Colleen Ismay, aged 50, left school with no qualifications and was working as a cleaner at Coventry City Football Club when she was diagnosed with a brain tumour.
Surgeons at Walsgrave Hospital operated to remove a benign growth the size of a tangerine. Doctors told her if it had been left just a few more years, she would not have seen her 50th birthday.
Mrs Ismay, mother of 19-year-old Andrew, knew something was wrong when her sight started to deteriorate in 2000.
"I had to hoover the restaurants at the football club and once or twice the supervisor came and said 'you haven't done the restaurant' and I would say 'but I have'. There'd be some peas or something on the floor that I just hadn't seen. I couldn't see prices on things in the supermarkets. At first doctors thought it was glaucoma."
In January 2001 tests revealed a swelling on her optic nerve. She was diagnosed with a brain tumour.
"It was very frightening but it was like I was outside looking in," said Mrs Ismay.
"I'd think 'oh, that poor girl'. It didn't dawn until afterwards that it was all happening to me."
Consultant neurosurgeon Martin Christie spent ten hours operating on her to remove the tumour which had developed undetected for 20 years.
Mrs Ismay was warned she could emerge from surgery blind and with no memory of her family or former life.
"When I opened my eyes I could see my husband, David, and everything was fine. My sight was immediately restored. They had caught the tumour just in time."
She was filled with gratitude for the skill and warmth of the staff at Walsgrave - particularly her surgeon.
"As soon as I met him, I trusted him," she said. "I had no qualms about putting my health in his hands.
"Afterwards I thanked him and I said if I won the lottery I would buy another bed for the intensive care unit. He said: 'It's not beds we need, it's the nurses to run them'.
"At school I'd dreamt of becoming a nurse, but I was one of a family of seven children and in the end I left without qualifications to get a job."

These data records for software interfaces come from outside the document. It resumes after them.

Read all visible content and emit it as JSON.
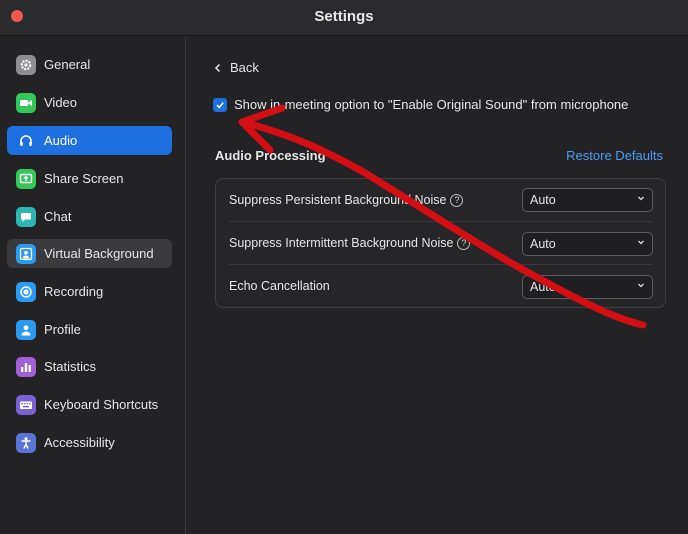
{
  "window": {
    "title": "Settings"
  },
  "sidebar": {
    "items": [
      {
        "label": "General",
        "icon": "gear-icon",
        "color": "#8e8e93"
      },
      {
        "label": "Video",
        "icon": "video-camera-icon",
        "color": "#34c759"
      },
      {
        "label": "Audio",
        "icon": "headphones-icon",
        "color": "#1f6fe0"
      },
      {
        "label": "Share Screen",
        "icon": "share-screen-icon",
        "color": "#34c759"
      },
      {
        "label": "Chat",
        "icon": "chat-bubble-icon",
        "color": "#2bb5b5"
      },
      {
        "label": "Virtual Background",
        "icon": "person-background-icon",
        "color": "#2b9af3"
      },
      {
        "label": "Recording",
        "icon": "record-icon",
        "color": "#2b9af3"
      },
      {
        "label": "Profile",
        "icon": "person-icon",
        "color": "#2b9af3"
      },
      {
        "label": "Statistics",
        "icon": "bar-chart-icon",
        "color": "#a55fd6"
      },
      {
        "label": "Keyboard Shortcuts",
        "icon": "keyboard-icon",
        "color": "#7b61d6"
      },
      {
        "label": "Accessibility",
        "icon": "accessibility-icon",
        "color": "#5a73d6"
      }
    ],
    "active": "Audio",
    "hovered": "Virtual Background"
  },
  "main": {
    "back_label": "Back",
    "original_sound": {
      "checked": true,
      "label": "Show in-meeting option to \"Enable Original Sound\" from microphone"
    },
    "section_title": "Audio Processing",
    "restore_label": "Restore Defaults",
    "rows": [
      {
        "label": "Suppress Persistent Background Noise",
        "help": true,
        "value": "Auto"
      },
      {
        "label": "Suppress Intermittent Background Noise",
        "help": true,
        "value": "Auto"
      },
      {
        "label": "Echo Cancellation",
        "help": false,
        "value": "Auto"
      }
    ]
  },
  "colors": {
    "accent": "#1f6fe0",
    "link": "#4a9bf5",
    "annotation": "#d40f14"
  }
}
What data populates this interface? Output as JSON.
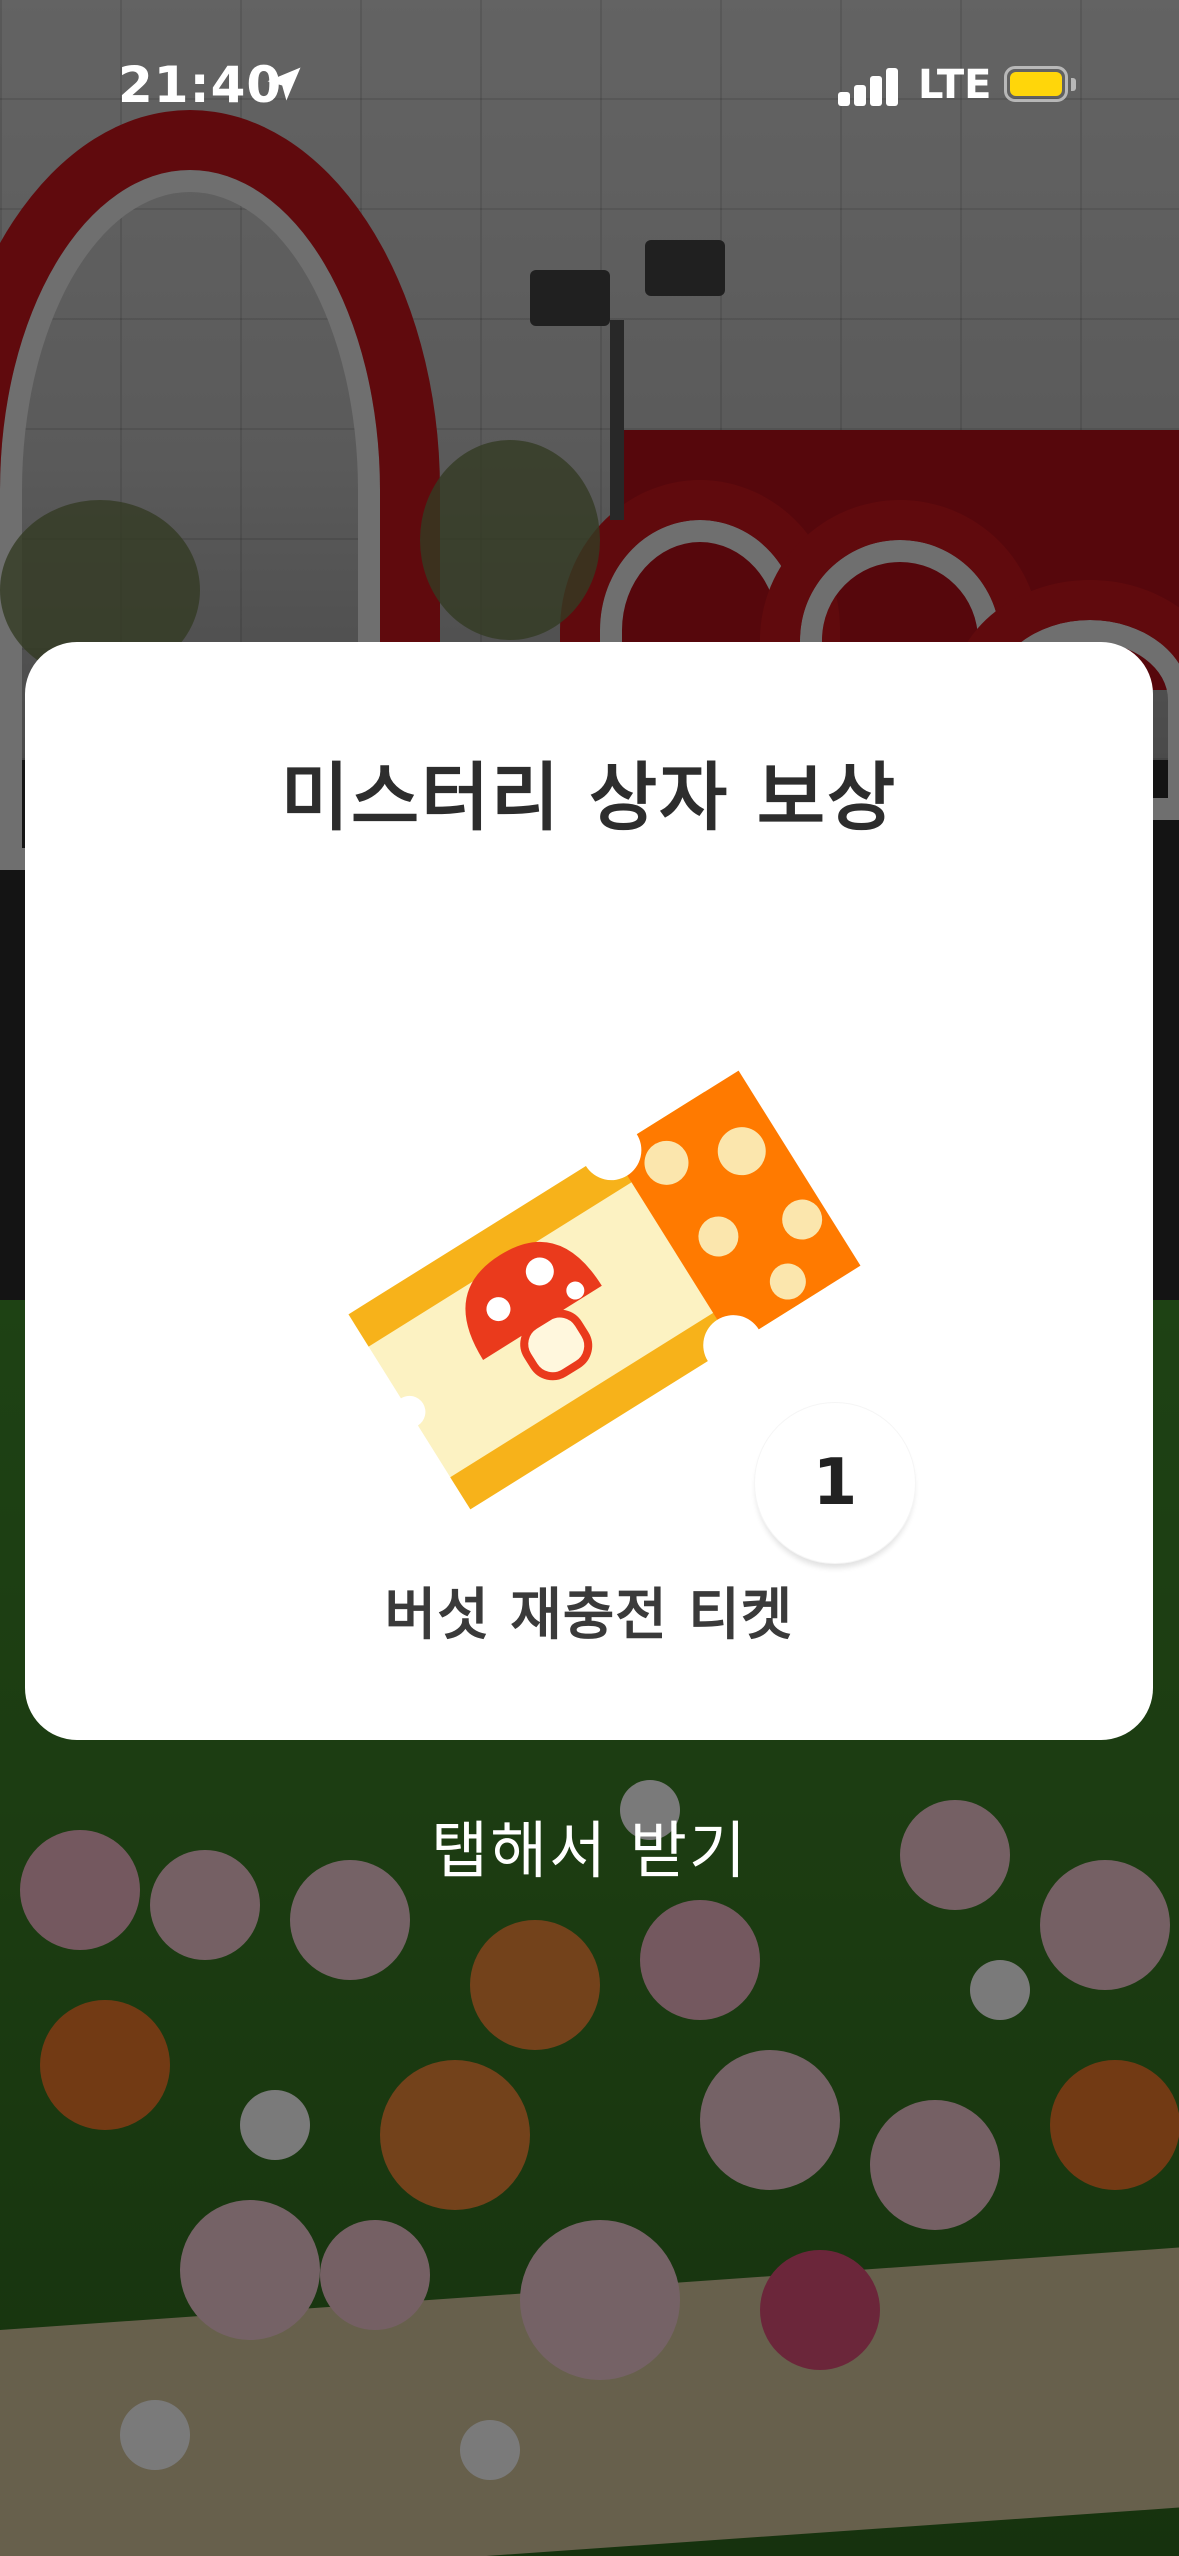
{
  "status_bar": {
    "time": "21:40",
    "network": "LTE",
    "battery_color": "#ffd60a",
    "location_icon": "location-arrow-icon"
  },
  "reward_popup": {
    "title": "미스터리 상자 보상",
    "item": {
      "name": "버섯 재충전 티켓",
      "quantity": "1",
      "icon": "mushroom-ticket-icon"
    }
  },
  "tap_hint": "탭해서 받기"
}
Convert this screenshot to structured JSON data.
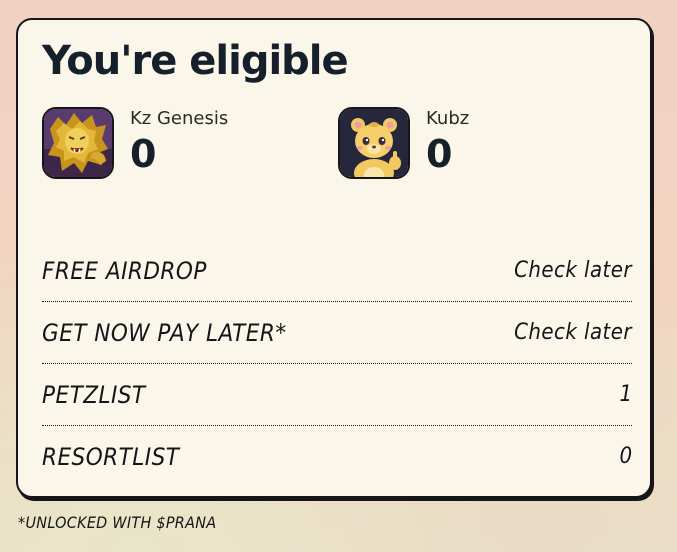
{
  "card": {
    "title": "You're eligible",
    "collections": [
      {
        "name": "Kz Genesis",
        "count": "0",
        "icon": "lion-avatar-icon"
      },
      {
        "name": "Kubz",
        "count": "0",
        "icon": "cub-avatar-icon"
      }
    ],
    "rows": [
      {
        "label": "FREE AIRDROP",
        "value": "Check later"
      },
      {
        "label": "GET NOW PAY LATER*",
        "value": "Check later"
      },
      {
        "label": "PETZLIST",
        "value": "1"
      },
      {
        "label": "RESORTLIST",
        "value": "0"
      }
    ]
  },
  "footnote": "*UNLOCKED WITH $PRANA",
  "colors": {
    "card_bg": "#fbf6ea",
    "border": "#16161a",
    "text_dark": "#16202a",
    "page_bg_peach": "#f0d2c2"
  }
}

Mrs Ismay took a nine-month Open University course as a foundation to studying and was then accepted on a nursing diploma course at Coventry University.
She studies 40 hours per week and undertakes placements at hospitals, including Walsgrave, and has now decided to specialise in mental health.
"When you get a shock and think you might die, you realise you don't get a second chance," she said. "Rather than plod along in a mundane job I decided I wanted to do something that meant something."
She added: "In some ways the tumour has done me a favour. I appreciate the simple things. I've realised life is not a trial run."
Mr Christie said "I think that any patient that under-goes this form of surgery is extremely brave and it is very gratifying when somebody pulls through the surgery as well as Colleen has and even more gratifying when she puts something back into medical care in the way that she is.
"I would like to pay tribute to her for that."
Associate director of nursing Sue Smith said: "It is great news that she has decided to train to be a nurse. We wish her every success for her new chosen career." ..SUPL: